This law was initially met with serious criticism by some members of the academic community, especially physical anthropologists that believed they were being robbed of valuable research. It has politicized osteology and led to lengthy and expensive court battles (Rose et al. 1996). The law does not protect African American cemeteries and other minority groups, nor does it protect Native American groups that have not been federally recognized (McGowan and LaRoche 1996). Sometimes anthropologists cannot determine the tribal affiliation in cases such as Kennewick Man where the remains are extremely old. This can and has led to contentious court battles over these remains (Owsley and Jantz 2001).
Of course, this law has not actually led to the end of the world in the academic community. NAGPRA has had some positive results and contributions. It has provided funding and jobs for physical anthropologists to analyze collections, as well as funding for better storage facilities. Collections that have not been looked at in decades are now being closely examined using new techniques. It has actually led collaboration and a new level of trust between academia and many Native American groups. Anthropologists now have access to oral traditions, and Native Americans are participating in more archaeological projects than ever before. (Rose et al. 1996)
Of course, the big question is: what has this to do with conservation? Conservators should be assisting archaeologists and physical anthropologists in determining the proper care, handling, and storage of human remains as ethically as possible (which I will visit in the next installment). They can add their expertise to the interdisciplinary teams that work with human remains in collections across the country. Conservators can be advocates for the remains themselves.
AIC. 1994. Code of Ethics and Guidelines for Practice.
http://conservationus.org/index.cfm?fuseaction=page.viewPage&PageID=1026&E:\ColdFusion9\verity\Data\dummy.txt. (Accessed 01/21/2013).
McGowan, Gary S. and Cheryl J. LaRoche. 1996. The Ethical Dilemma Facing Conservation: Care and Treatment of Human Skeletal Remains and Mortuary Objects. Journal of the American Institute for Conservation 35(2): 109-121.
Owsley, Douglas W. and Richard L. Jantz. 2001. Archaeological Politics and Public Interest in Paleoamerican Studies: Lessons from Gordon Creek and Kennewick Man. American Antiquity 66(4):565-575.

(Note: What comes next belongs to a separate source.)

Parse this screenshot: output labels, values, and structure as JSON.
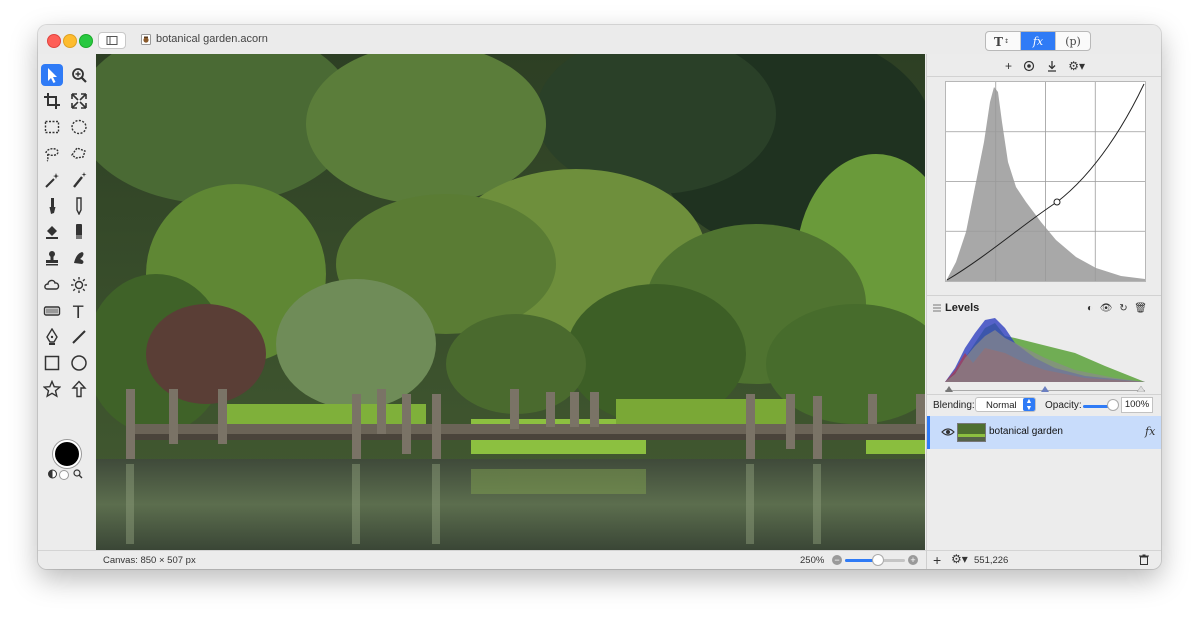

Rose, Jerome C., Thomas J. Green, and Victoria D. Green. 1996. NAGPRA: Osteology and the Repatriation of Skeletons. Annual Review of Anthropology 25: 81-103.